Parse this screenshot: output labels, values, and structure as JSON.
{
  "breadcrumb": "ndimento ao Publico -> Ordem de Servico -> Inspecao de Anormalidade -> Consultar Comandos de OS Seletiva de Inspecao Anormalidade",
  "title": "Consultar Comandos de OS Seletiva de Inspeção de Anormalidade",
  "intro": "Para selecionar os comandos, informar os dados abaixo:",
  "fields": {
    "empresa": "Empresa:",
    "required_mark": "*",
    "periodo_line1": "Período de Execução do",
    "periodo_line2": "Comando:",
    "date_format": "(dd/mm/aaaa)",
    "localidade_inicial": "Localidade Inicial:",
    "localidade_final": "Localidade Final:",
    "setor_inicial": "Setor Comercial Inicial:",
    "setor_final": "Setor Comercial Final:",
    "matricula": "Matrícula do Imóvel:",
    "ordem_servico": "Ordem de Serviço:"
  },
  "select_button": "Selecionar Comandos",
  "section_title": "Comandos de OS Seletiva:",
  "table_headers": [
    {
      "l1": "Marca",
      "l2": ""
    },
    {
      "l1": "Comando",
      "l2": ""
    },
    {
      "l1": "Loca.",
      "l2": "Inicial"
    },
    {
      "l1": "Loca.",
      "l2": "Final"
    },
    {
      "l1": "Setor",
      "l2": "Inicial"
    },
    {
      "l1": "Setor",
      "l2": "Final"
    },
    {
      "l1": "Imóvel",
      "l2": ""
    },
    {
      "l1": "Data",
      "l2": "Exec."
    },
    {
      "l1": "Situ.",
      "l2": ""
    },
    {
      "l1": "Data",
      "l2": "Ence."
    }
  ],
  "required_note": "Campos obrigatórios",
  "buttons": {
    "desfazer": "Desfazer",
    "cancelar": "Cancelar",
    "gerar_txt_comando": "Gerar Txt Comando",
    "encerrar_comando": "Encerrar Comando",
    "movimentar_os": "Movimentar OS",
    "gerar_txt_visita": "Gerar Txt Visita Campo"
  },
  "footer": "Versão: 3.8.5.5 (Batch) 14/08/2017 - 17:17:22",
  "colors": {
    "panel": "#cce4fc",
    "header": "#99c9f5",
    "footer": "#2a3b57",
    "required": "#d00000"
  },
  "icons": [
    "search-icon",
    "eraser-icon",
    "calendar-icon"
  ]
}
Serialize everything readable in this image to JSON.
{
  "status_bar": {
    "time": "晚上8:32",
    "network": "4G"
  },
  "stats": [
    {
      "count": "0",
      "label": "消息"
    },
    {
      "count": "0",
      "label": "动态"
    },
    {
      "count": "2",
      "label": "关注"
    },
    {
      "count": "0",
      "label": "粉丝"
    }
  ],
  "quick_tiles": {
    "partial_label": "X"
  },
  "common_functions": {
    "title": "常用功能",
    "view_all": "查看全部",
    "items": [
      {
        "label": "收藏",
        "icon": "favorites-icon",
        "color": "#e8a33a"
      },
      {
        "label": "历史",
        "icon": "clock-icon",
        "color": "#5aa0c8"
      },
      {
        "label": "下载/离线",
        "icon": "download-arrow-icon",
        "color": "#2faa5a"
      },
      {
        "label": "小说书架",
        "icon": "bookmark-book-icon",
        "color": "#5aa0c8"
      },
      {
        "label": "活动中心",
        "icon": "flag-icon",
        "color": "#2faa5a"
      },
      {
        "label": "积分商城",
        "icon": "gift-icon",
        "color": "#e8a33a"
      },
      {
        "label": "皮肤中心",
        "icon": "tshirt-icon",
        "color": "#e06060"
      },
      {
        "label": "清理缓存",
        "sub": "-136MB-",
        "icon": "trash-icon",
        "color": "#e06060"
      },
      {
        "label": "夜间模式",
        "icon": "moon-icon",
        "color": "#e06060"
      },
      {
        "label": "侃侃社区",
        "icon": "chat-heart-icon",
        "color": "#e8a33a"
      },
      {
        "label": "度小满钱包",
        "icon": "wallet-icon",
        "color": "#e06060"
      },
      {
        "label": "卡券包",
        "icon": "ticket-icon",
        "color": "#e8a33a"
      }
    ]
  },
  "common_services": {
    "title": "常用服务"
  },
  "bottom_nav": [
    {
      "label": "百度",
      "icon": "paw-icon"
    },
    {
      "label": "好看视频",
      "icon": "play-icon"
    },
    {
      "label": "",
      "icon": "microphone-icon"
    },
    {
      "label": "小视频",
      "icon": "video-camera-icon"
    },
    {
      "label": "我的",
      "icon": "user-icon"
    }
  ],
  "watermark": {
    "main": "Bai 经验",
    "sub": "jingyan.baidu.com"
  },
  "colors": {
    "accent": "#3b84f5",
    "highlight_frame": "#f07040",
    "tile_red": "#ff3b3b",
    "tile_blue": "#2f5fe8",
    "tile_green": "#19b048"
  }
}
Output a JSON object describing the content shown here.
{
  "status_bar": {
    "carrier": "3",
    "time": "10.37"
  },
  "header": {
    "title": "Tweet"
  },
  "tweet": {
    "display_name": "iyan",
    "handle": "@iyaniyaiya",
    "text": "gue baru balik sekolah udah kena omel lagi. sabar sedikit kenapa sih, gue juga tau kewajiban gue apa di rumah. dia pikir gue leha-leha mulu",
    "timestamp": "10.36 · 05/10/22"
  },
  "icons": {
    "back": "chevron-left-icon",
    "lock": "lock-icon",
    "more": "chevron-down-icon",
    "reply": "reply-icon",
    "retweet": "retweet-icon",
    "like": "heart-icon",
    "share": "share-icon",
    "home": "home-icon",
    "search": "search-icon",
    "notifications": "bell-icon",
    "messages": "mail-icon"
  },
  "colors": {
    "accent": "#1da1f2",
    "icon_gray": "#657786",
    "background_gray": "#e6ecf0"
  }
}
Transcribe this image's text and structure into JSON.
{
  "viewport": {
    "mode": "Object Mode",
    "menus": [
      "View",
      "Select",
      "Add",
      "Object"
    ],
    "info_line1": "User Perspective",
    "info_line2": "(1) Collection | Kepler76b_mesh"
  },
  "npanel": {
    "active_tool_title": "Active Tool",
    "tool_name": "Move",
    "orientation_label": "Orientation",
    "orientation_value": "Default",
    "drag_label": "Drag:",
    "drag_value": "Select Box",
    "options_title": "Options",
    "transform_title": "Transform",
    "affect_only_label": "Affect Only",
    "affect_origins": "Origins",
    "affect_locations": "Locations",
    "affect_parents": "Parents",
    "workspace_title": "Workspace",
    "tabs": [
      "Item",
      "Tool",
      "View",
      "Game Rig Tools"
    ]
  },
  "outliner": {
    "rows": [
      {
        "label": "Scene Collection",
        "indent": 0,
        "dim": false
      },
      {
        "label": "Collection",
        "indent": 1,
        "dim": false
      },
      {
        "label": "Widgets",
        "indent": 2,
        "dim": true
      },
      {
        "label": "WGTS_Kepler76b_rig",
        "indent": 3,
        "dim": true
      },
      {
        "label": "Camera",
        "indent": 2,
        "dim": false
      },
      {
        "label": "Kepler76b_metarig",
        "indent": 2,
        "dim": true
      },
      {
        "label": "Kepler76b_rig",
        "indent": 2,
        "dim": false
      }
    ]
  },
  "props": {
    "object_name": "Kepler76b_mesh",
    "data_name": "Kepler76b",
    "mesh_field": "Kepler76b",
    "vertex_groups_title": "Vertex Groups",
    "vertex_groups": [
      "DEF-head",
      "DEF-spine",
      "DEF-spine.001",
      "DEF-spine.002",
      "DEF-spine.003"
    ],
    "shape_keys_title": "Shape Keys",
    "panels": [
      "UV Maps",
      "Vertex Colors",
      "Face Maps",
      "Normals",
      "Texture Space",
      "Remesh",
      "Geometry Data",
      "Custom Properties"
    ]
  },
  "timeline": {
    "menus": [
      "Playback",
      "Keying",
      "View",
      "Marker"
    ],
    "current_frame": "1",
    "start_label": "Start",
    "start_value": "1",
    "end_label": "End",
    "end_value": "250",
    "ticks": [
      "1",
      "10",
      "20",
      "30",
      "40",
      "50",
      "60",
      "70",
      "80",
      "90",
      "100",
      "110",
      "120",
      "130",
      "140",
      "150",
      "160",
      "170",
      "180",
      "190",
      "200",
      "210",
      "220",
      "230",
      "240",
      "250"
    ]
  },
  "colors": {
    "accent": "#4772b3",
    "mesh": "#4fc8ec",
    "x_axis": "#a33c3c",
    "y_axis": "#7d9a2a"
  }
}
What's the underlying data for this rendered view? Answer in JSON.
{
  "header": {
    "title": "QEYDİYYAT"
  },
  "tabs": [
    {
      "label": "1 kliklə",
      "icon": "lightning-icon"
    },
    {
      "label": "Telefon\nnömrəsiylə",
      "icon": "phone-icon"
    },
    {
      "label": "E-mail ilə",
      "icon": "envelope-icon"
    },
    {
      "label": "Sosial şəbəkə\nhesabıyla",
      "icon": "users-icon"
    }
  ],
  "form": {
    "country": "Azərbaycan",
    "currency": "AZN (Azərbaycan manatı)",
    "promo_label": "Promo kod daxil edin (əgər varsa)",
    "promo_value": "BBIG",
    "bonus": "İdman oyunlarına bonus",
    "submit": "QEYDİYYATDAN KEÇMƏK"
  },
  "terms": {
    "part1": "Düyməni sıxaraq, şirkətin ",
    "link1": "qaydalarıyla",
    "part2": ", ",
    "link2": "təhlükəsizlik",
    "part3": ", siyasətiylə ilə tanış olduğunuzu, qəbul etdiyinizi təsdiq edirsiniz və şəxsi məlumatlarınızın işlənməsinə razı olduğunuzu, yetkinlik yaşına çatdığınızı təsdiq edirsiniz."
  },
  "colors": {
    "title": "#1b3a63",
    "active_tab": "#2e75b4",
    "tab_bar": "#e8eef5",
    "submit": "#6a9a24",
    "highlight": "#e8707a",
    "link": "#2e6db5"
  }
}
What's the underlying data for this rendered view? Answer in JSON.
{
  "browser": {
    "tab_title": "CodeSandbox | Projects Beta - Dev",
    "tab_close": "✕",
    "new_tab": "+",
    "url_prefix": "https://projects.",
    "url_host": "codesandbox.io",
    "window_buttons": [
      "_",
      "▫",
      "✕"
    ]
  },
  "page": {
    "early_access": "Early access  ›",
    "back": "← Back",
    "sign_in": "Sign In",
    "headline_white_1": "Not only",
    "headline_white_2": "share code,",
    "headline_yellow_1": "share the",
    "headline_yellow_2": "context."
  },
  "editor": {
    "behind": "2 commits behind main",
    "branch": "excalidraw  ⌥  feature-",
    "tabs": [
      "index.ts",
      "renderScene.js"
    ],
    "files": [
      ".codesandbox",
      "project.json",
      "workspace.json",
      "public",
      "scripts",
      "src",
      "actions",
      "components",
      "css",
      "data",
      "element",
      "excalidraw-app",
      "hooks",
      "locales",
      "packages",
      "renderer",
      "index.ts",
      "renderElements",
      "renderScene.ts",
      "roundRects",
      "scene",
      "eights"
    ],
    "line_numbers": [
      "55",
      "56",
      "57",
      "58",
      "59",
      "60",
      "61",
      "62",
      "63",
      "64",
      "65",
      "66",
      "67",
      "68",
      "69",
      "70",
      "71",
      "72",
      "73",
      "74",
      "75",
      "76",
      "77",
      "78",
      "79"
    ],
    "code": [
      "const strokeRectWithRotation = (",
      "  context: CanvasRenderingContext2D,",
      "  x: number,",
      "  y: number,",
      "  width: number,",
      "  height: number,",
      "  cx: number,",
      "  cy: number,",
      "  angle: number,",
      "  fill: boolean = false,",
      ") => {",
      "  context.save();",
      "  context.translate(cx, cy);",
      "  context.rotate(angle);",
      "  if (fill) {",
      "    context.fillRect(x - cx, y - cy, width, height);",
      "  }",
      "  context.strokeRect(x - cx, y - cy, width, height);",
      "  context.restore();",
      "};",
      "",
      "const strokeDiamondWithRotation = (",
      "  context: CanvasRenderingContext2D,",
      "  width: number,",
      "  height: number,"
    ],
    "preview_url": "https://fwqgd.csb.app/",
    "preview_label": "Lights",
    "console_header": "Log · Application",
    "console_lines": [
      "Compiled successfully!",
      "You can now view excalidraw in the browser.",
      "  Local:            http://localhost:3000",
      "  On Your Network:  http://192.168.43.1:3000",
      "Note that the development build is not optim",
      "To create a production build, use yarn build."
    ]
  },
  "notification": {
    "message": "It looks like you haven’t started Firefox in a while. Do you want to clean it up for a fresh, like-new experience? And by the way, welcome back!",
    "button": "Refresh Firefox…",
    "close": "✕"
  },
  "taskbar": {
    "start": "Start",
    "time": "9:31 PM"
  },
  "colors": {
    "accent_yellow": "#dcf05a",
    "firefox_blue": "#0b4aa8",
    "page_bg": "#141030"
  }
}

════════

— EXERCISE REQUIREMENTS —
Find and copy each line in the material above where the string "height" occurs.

— YOUR RESPONSE —
      "  height: number,",
      "    context.fillRect(x - cx, y - cy, width, height);",
      "  context.strokeRect(x - cx, y - cy, width, height);",
      "  height: number,"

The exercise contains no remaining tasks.